REQUIREMENT:
Go through the data below and gather each line containing "JSON".

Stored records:
▬▬▬▬▬▬▬▬▬▬

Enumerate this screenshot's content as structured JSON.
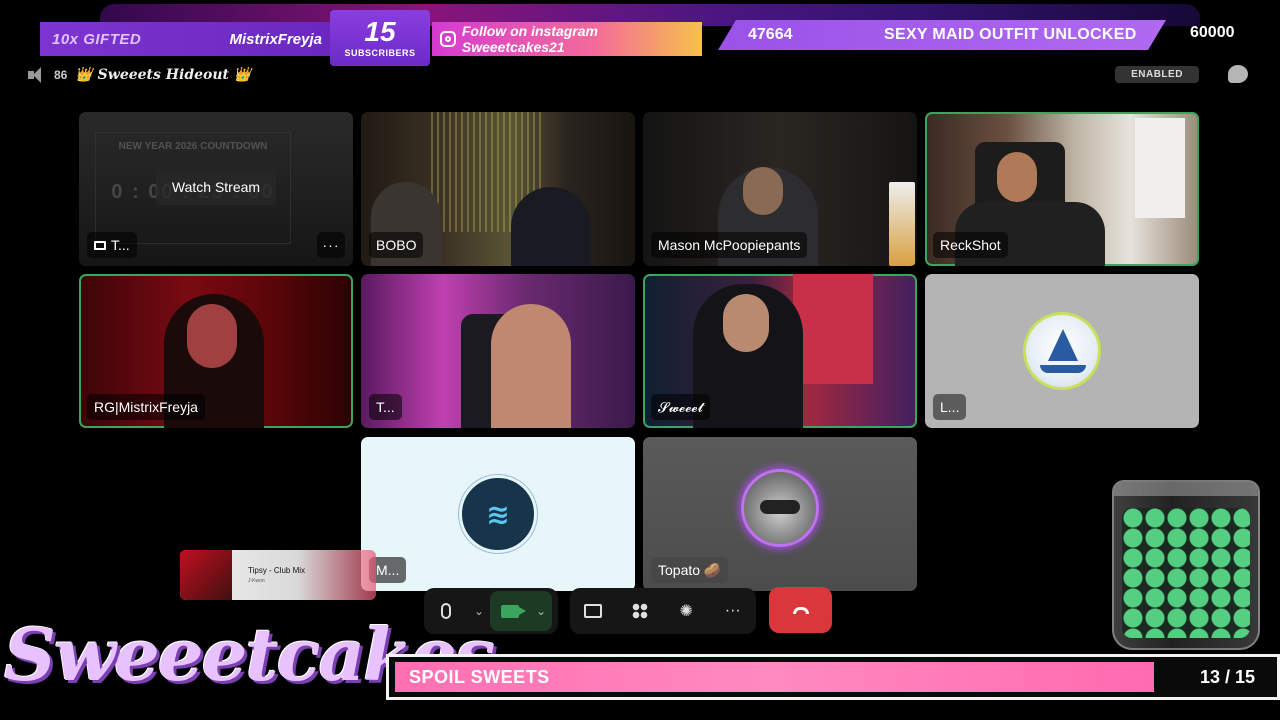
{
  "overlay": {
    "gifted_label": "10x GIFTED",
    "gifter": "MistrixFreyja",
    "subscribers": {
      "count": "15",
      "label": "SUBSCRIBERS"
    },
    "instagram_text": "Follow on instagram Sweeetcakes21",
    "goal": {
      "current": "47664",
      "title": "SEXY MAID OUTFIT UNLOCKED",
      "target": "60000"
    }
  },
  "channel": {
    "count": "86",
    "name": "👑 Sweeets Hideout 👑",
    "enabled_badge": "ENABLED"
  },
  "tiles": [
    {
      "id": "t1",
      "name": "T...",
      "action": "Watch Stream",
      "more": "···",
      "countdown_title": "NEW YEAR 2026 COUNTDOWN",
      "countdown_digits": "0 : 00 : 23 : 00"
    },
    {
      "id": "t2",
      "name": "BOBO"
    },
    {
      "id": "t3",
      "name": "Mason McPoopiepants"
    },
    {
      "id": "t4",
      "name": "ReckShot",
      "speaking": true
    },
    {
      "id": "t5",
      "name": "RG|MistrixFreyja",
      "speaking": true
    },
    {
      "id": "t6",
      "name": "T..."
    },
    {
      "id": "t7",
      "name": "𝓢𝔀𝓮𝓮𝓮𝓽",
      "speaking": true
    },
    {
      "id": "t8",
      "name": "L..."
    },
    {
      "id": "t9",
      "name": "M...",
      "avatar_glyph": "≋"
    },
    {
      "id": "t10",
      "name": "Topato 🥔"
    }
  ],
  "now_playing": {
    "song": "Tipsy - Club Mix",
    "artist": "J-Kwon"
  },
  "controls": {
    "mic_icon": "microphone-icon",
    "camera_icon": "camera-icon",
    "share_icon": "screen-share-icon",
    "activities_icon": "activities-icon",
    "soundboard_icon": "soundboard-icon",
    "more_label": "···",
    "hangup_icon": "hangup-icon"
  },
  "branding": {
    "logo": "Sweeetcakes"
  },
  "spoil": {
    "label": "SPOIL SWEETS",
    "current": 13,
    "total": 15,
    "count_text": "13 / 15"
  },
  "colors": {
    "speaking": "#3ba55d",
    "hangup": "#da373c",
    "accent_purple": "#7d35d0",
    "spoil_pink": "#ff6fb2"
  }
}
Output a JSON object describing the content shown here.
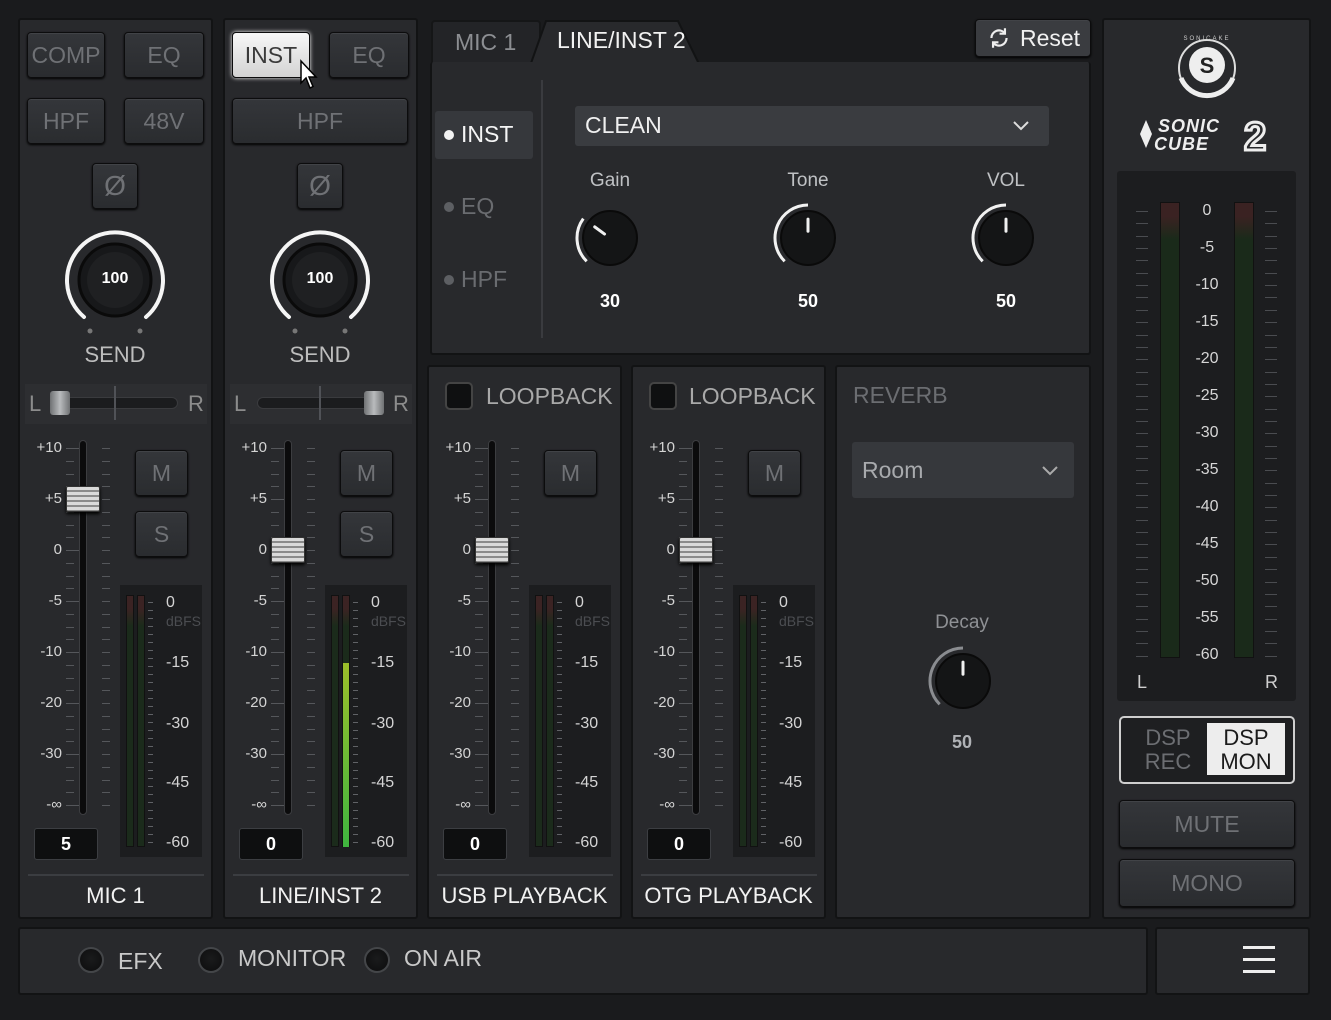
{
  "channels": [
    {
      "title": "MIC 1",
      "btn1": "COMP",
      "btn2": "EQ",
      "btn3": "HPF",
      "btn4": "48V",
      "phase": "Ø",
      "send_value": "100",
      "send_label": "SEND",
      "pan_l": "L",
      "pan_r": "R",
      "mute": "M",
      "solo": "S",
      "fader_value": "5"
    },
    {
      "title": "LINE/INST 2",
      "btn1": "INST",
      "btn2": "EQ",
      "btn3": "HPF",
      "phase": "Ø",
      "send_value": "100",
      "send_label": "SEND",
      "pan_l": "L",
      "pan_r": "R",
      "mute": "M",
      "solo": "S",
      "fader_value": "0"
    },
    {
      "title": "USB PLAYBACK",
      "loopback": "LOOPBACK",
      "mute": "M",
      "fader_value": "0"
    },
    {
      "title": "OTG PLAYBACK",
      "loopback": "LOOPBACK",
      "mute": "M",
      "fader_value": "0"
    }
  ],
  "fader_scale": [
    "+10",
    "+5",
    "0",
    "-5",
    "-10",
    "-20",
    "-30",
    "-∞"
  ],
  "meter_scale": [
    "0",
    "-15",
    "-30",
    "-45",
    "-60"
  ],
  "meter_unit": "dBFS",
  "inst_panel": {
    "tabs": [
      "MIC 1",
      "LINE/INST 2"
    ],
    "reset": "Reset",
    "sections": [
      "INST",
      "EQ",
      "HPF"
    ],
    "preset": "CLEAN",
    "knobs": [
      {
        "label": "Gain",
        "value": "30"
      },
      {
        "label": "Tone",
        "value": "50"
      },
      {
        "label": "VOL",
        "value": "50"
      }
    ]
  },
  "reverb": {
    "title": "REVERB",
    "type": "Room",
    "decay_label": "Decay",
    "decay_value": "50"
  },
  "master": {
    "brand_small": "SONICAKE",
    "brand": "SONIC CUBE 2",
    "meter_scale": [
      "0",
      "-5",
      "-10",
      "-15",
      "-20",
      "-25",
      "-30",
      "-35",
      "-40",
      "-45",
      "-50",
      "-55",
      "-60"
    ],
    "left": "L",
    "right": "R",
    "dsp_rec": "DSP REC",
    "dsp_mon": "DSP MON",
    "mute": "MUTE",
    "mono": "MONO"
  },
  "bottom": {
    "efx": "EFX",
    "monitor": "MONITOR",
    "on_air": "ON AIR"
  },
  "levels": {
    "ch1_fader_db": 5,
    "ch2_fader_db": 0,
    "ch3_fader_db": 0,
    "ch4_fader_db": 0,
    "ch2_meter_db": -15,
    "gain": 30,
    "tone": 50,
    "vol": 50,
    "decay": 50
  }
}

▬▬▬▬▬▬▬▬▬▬

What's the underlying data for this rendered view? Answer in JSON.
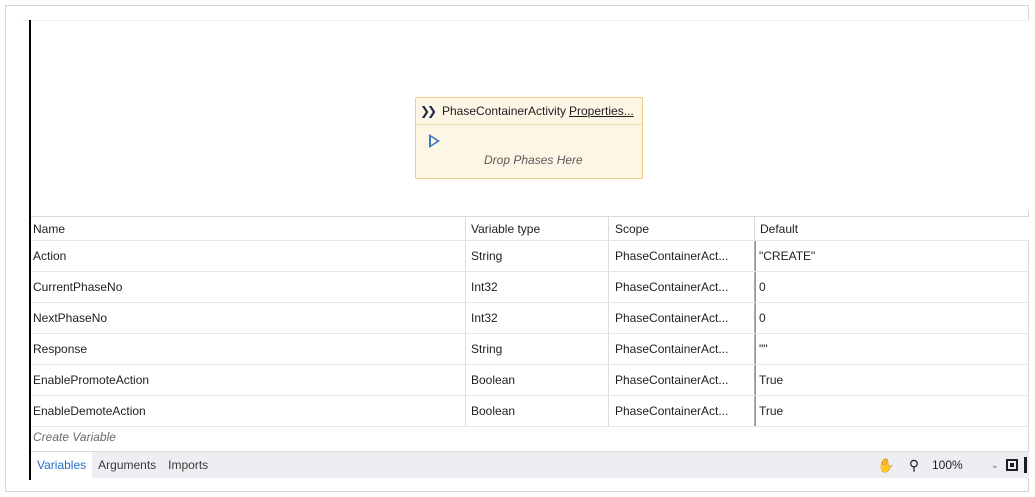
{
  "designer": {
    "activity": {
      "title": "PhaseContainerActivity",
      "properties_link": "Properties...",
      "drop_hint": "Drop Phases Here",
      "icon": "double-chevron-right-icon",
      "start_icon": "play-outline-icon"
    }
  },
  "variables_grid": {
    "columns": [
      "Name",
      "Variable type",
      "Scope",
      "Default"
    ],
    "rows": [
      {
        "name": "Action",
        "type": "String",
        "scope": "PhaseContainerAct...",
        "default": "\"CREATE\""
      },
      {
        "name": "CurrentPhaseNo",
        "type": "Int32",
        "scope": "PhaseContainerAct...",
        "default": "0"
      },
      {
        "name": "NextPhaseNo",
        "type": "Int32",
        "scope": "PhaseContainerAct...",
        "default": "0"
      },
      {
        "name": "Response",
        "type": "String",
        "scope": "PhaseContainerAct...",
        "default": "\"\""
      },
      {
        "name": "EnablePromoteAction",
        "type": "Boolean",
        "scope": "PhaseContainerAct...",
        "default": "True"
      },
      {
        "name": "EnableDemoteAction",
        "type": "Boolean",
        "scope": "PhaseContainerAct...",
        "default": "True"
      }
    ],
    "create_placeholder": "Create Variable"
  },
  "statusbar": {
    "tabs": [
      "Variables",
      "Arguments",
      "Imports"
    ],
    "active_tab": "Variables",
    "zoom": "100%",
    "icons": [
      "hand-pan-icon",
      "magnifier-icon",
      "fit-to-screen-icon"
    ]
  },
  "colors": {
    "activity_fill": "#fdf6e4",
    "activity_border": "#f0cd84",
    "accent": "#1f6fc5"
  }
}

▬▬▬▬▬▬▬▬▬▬

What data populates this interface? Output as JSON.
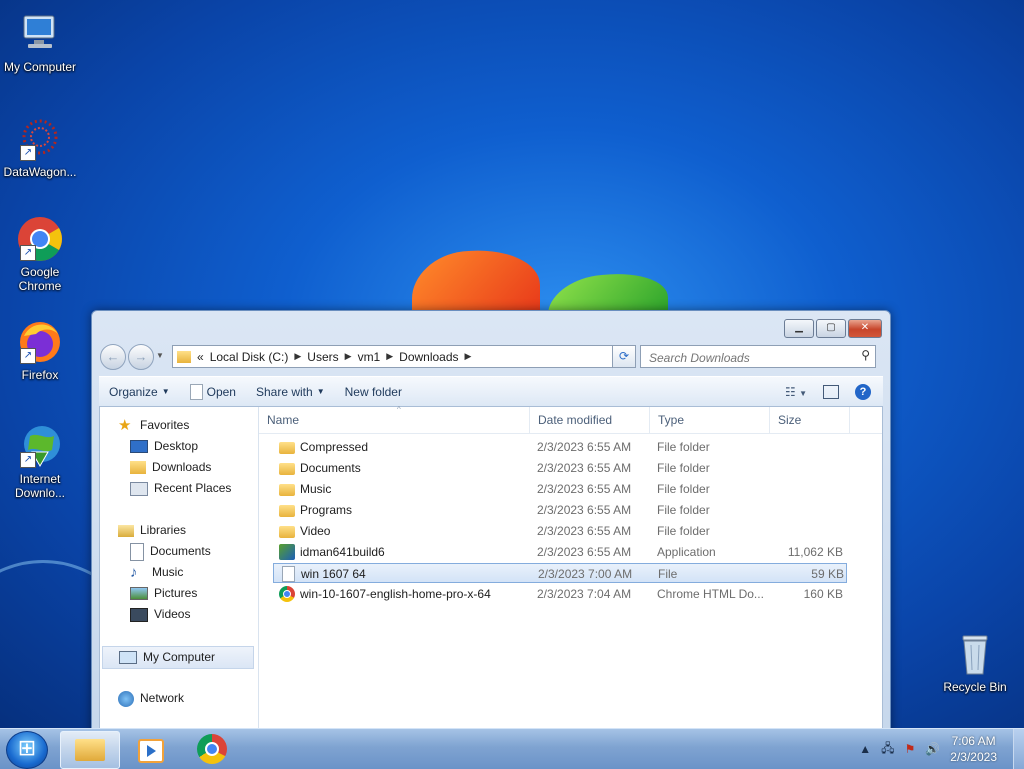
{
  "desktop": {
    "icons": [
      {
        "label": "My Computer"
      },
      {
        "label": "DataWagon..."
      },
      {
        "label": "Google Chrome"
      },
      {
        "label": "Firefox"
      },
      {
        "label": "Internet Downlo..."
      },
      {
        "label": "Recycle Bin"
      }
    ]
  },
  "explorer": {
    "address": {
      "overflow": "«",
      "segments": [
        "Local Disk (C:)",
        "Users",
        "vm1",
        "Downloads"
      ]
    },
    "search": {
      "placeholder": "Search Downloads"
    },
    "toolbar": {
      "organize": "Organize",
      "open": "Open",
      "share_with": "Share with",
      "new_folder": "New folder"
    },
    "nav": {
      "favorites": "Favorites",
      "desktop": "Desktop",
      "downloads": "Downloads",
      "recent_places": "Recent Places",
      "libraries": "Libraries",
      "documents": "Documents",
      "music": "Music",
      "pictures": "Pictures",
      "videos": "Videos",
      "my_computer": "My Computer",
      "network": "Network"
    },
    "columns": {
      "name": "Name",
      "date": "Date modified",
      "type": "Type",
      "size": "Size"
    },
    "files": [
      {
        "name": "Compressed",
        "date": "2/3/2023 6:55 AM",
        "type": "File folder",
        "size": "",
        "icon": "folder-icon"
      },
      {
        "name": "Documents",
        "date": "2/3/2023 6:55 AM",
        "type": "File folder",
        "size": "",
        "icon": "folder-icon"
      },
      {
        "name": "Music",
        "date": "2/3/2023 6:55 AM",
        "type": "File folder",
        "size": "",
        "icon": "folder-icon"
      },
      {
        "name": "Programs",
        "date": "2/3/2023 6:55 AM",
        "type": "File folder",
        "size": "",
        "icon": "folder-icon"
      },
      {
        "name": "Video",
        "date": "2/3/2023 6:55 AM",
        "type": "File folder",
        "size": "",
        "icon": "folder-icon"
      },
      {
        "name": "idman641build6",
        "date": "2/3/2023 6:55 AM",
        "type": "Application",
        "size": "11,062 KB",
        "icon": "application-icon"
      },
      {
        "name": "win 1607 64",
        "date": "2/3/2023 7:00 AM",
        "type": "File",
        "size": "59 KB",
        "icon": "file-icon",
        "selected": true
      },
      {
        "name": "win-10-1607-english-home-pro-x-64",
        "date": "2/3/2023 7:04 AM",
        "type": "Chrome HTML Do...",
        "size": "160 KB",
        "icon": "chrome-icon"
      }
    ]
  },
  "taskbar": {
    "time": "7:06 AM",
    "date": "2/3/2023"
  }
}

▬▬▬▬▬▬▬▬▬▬

EXERCISE SOLUTION:
Enumerate this screenshot's content as structured JSON.
Output a JSON object describing the content shown here.
What's the underlying data for this rendered view? Answer in JSON.
What data populates this interface? Output as JSON.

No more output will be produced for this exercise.